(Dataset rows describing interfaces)
►

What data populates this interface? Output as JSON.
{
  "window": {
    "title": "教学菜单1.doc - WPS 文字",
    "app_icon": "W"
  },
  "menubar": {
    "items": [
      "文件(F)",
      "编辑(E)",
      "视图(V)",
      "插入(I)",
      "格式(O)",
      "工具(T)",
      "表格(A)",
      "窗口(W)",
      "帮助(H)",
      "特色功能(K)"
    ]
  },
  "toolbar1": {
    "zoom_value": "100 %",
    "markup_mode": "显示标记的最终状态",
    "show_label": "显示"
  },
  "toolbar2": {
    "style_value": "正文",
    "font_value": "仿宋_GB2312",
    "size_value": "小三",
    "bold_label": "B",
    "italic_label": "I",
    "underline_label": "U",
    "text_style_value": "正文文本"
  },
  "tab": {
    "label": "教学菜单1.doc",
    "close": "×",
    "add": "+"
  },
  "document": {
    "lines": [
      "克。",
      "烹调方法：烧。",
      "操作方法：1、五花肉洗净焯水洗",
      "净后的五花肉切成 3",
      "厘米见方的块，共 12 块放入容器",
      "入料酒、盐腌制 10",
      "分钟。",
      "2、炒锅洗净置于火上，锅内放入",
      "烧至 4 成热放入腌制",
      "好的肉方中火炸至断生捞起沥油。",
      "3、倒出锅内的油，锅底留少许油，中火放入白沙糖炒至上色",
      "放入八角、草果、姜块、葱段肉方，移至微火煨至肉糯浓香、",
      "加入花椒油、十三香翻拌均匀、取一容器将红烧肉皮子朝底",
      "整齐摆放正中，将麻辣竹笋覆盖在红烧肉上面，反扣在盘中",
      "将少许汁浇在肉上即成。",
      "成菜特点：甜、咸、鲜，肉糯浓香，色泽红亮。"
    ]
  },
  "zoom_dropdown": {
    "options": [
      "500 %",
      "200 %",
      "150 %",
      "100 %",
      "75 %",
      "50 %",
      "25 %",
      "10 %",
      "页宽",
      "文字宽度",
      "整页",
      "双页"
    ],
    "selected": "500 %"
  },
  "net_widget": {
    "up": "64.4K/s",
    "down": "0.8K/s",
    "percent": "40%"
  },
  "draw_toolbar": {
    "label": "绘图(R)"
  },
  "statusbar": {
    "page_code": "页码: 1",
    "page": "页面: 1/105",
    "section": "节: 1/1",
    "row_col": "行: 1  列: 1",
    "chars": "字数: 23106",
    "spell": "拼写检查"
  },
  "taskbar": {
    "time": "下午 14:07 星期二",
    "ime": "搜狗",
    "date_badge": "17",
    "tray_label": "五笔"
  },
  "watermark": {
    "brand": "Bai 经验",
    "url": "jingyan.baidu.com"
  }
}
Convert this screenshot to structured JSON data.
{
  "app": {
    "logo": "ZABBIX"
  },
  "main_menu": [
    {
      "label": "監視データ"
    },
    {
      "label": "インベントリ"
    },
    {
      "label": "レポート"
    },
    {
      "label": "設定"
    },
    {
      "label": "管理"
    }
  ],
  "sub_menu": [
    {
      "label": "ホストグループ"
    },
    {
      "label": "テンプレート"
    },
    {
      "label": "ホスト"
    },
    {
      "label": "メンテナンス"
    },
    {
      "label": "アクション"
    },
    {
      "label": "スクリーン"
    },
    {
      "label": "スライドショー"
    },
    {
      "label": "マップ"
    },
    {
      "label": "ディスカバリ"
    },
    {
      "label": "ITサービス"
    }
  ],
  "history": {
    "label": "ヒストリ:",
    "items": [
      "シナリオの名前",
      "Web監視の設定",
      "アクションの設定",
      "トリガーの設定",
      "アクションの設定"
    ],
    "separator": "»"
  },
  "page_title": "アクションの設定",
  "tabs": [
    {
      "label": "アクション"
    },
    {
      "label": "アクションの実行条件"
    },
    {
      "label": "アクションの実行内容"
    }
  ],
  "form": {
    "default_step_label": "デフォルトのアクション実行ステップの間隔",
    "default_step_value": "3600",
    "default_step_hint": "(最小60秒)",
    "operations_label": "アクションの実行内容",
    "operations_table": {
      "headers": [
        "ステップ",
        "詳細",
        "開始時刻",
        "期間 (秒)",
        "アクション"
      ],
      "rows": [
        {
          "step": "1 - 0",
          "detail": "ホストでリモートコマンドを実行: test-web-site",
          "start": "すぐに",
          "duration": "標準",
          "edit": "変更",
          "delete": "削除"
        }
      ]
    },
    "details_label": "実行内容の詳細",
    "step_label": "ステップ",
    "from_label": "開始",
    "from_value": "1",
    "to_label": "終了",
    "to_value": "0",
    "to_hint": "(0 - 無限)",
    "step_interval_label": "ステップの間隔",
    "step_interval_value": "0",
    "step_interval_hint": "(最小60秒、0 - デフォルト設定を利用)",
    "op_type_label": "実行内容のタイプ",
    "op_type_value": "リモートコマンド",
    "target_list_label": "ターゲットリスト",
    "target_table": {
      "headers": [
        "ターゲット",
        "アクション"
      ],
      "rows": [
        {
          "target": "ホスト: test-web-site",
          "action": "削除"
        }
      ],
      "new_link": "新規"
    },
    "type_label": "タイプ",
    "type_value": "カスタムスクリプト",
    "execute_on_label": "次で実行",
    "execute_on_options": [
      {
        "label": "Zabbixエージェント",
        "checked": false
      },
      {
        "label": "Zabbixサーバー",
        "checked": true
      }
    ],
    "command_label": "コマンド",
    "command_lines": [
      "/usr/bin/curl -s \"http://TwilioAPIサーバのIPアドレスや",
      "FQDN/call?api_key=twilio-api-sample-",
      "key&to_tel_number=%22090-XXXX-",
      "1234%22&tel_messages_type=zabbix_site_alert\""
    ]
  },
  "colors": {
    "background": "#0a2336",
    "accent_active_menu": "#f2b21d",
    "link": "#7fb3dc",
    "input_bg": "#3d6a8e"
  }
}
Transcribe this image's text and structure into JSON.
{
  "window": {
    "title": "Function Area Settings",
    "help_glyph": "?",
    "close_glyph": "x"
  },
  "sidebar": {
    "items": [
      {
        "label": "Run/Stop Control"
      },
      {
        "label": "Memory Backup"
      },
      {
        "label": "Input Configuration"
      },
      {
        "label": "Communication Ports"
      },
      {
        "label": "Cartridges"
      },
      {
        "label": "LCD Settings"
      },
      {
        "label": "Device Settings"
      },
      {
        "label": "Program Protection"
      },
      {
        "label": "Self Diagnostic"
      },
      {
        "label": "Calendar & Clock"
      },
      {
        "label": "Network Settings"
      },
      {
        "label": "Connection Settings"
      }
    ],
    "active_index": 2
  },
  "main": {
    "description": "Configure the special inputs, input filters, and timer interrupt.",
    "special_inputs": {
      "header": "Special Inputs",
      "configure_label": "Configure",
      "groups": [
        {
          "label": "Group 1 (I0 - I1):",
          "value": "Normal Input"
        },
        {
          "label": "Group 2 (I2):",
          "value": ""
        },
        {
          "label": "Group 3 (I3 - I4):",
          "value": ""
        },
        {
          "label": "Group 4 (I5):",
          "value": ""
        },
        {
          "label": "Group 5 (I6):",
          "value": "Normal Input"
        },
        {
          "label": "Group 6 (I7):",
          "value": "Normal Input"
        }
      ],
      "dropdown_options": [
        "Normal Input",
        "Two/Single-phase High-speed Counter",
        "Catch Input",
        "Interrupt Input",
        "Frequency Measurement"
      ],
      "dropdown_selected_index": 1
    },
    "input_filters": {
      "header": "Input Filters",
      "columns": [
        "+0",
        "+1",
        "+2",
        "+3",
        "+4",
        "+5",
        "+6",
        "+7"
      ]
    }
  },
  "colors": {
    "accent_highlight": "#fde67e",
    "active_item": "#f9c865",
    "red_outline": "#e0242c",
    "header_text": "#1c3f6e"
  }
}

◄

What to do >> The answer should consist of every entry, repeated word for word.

Answer for this exercise >>
What data populates this interface? Output as JSON.
{
  "window": {
    "title": "教学菜单1.doc - WPS 文字",
    "app_icon": "W"
  },
  "menubar": {
    "items": [
      "文件(F)",
      "编辑(E)",
      "视图(V)",
      "插入(I)",
      "格式(O)",
      "工具(T)",
      "表格(A)",
      "窗口(W)",
      "帮助(H)",
      "特色功能(K)"
    ]
  },
  "toolbar1": {
    "zoom_value": "100 %",
    "markup_mode": "显示标记的最终状态",
    "show_label": "显示"
  },
  "toolbar2": {
    "style_value": "正文",
    "font_value": "仿宋_GB2312",
    "size_value": "小三",
    "bold_label": "B",
    "italic_label": "I",
    "underline_label": "U",
    "text_style_value": "正文文本"
  },
  "tab": {
    "label": "教学菜单1.doc",
    "close": "×",
    "add": "+"
  },
  "document": {
    "lines": [
      "克。",
      "烹调方法：烧。",
      "操作方法：1、五花肉洗净焯水洗",
      "净后的五花肉切成 3",
      "厘米见方的块，共 12 块放入容器",
      "入料酒、盐腌制 10",
      "分钟。",
      "2、炒锅洗净置于火上，锅内放入",
      "烧至 4 成热放入腌制",
      "好的肉方中火炸至断生捞起沥油。",
      "3、倒出锅内的油，锅底留少许油，中火放入白沙糖炒至上色",
      "放入八角、草果、姜块、葱段肉方，移至微火煨至肉糯浓香、",
      "加入花椒油、十三香翻拌均匀、取一容器将红烧肉皮子朝底",
      "整齐摆放正中，将麻辣竹笋覆盖在红烧肉上面，反扣在盘中",
      "将少许汁浇在肉上即成。",
      "成菜特点：甜、咸、鲜，肉糯浓香，色泽红亮。"
    ]
  },
  "zoom_dropdown": {
    "options": [
      "500 %",
      "200 %",
      "150 %",
      "100 %",
      "75 %",
      "50 %",
      "25 %",
      "10 %",
      "页宽",
      "文字宽度",
      "整页",
      "双页"
    ],
    "selected": "500 %"
  },
  "net_widget": {
    "up": "64.4K/s",
    "down": "0.8K/s",
    "percent": "40%"
  },
  "draw_toolbar": {
    "label": "绘图(R)"
  },
  "statusbar": {
    "page_code": "页码: 1",
    "page": "页面: 1/105",
    "section": "节: 1/1",
    "row_col": "行: 1  列: 1",
    "chars": "字数: 23106",
    "spell": "拼写检查"
  },
  "taskbar": {
    "time": "下午 14:07 星期二",
    "ime": "搜狗",
    "date_badge": "17",
    "tray_label": "五笔"
  },
  "watermark": {
    "brand": "Bai 经验",
    "url": "jingyan.baidu.com"
  }
}
Convert this screenshot to structured JSON data.
{
  "app": {
    "logo": "ZABBIX"
  },
  "main_menu": [
    {
      "label": "監視データ"
    },
    {
      "label": "インベントリ"
    },
    {
      "label": "レポート"
    },
    {
      "label": "設定"
    },
    {
      "label": "管理"
    }
  ],
  "sub_menu": [
    {
      "label": "ホストグループ"
    },
    {
      "label": "テンプレート"
    },
    {
      "label": "ホスト"
    },
    {
      "label": "メンテナンス"
    },
    {
      "label": "アクション"
    },
    {
      "label": "スクリーン"
    },
    {
      "label": "スライドショー"
    },
    {
      "label": "マップ"
    },
    {
      "label": "ディスカバリ"
    },
    {
      "label": "ITサービス"
    }
  ],
  "history": {
    "label": "ヒストリ:",
    "items": [
      "シナリオの名前",
      "Web監視の設定",
      "アクションの設定",
      "トリガーの設定",
      "アクションの設定"
    ],
    "separator": "»"
  },
  "page_title": "アクションの設定",
  "tabs": [
    {
      "label": "アクション"
    },
    {
      "label": "アクションの実行条件"
    },
    {
      "label": "アクションの実行内容"
    }
  ],
  "form": {
    "default_step_label": "デフォルトのアクション実行ステップの間隔",
    "default_step_value": "3600",
    "default_step_hint": "(最小60秒)",
    "operations_label": "アクションの実行内容",
    "operations_table": {
      "headers": [
        "ステップ",
        "詳細",
        "開始時刻",
        "期間 (秒)",
        "アクション"
      ],
      "rows": [
        {
          "step": "1 - 0",
          "detail": "ホストでリモートコマンドを実行: test-web-site",
          "start": "すぐに",
          "duration": "標準",
          "edit": "変更",
          "delete": "削除"
        }
      ]
    },
    "details_label": "実行内容の詳細",
    "step_label": "ステップ",
    "from_label": "開始",
    "from_value": "1",
    "to_label": "終了",
    "to_value": "0",
    "to_hint": "(0 - 無限)",
    "step_interval_label": "ステップの間隔",
    "step_interval_value": "0",
    "step_interval_hint": "(最小60秒、0 - デフォルト設定を利用)",
    "op_type_label": "実行内容のタイプ",
    "op_type_value": "リモートコマンド",
    "target_list_label": "ターゲットリスト",
    "target_table": {
      "headers": [
        "ターゲット",
        "アクション"
      ],
      "rows": [
        {
          "target": "ホスト: test-web-site",
          "action": "削除"
        }
      ],
      "new_link": "新規"
    },
    "type_label": "タイプ",
    "type_value": "カスタムスクリプト",
    "execute_on_label": "次で実行",
    "execute_on_options": [
      {
        "label": "Zabbixエージェント",
        "checked": false
      },
      {
        "label": "Zabbixサーバー",
        "checked": true
      }
    ],
    "command_label": "コマンド",
    "command_lines": [
      "/usr/bin/curl -s \"http://TwilioAPIサーバのIPアドレスや",
      "FQDN/call?api_key=twilio-api-sample-",
      "key&to_tel_number=%22090-XXXX-",
      "1234%22&tel_messages_type=zabbix_site_alert\""
    ]
  },
  "colors": {
    "background": "#0a2336",
    "accent_active_menu": "#f2b21d",
    "link": "#7fb3dc",
    "input_bg": "#3d6a8e"
  }
}
Transcribe this image's text and structure into JSON.
{
  "window": {
    "title": "Function Area Settings",
    "help_glyph": "?",
    "close_glyph": "x"
  },
  "sidebar": {
    "items": [
      {
        "label": "Run/Stop Control"
      },
      {
        "label": "Memory Backup"
      },
      {
        "label": "Input Configuration"
      },
      {
        "label": "Communication Ports"
      },
      {
        "label": "Cartridges"
      },
      {
        "label": "LCD Settings"
      },
      {
        "label": "Device Settings"
      },
      {
        "label": "Program Protection"
      },
      {
        "label": "Self Diagnostic"
      },
      {
        "label": "Calendar & Clock"
      },
      {
        "label": "Network Settings"
      },
      {
        "label": "Connection Settings"
      }
    ],
    "active_index": 2
  },
  "main": {
    "description": "Configure the special inputs, input filters, and timer interrupt.",
    "special_inputs": {
      "header": "Special Inputs",
      "configure_label": "Configure",
      "groups": [
        {
          "label": "Group 1 (I0 - I1):",
          "value": "Normal Input"
        },
        {
          "label": "Group 2 (I2):",
          "value": ""
        },
        {
          "label": "Group 3 (I3 - I4):",
          "value": ""
        },
        {
          "label": "Group 4 (I5):",
          "value": ""
        },
        {
          "label": "Group 5 (I6):",
          "value": "Normal Input"
        },
        {
          "label": "Group 6 (I7):",
          "value": "Normal Input"
        }
      ],
      "dropdown_options": [
        "Normal Input",
        "Two/Single-phase High-speed Counter",
        "Catch Input",
        "Interrupt Input",
        "Frequency Measurement"
      ],
      "dropdown_selected_index": 1
    },
    "input_filters": {
      "header": "Input Filters",
      "columns": [
        "+0",
        "+1",
        "+2",
        "+3",
        "+4",
        "+5",
        "+6",
        "+7"
      ]
    }
  },
  "colors": {
    "accent_highlight": "#fde67e",
    "active_item": "#f9c865",
    "red_outline": "#e0242c",
    "header_text": "#1c3f6e"
  }
}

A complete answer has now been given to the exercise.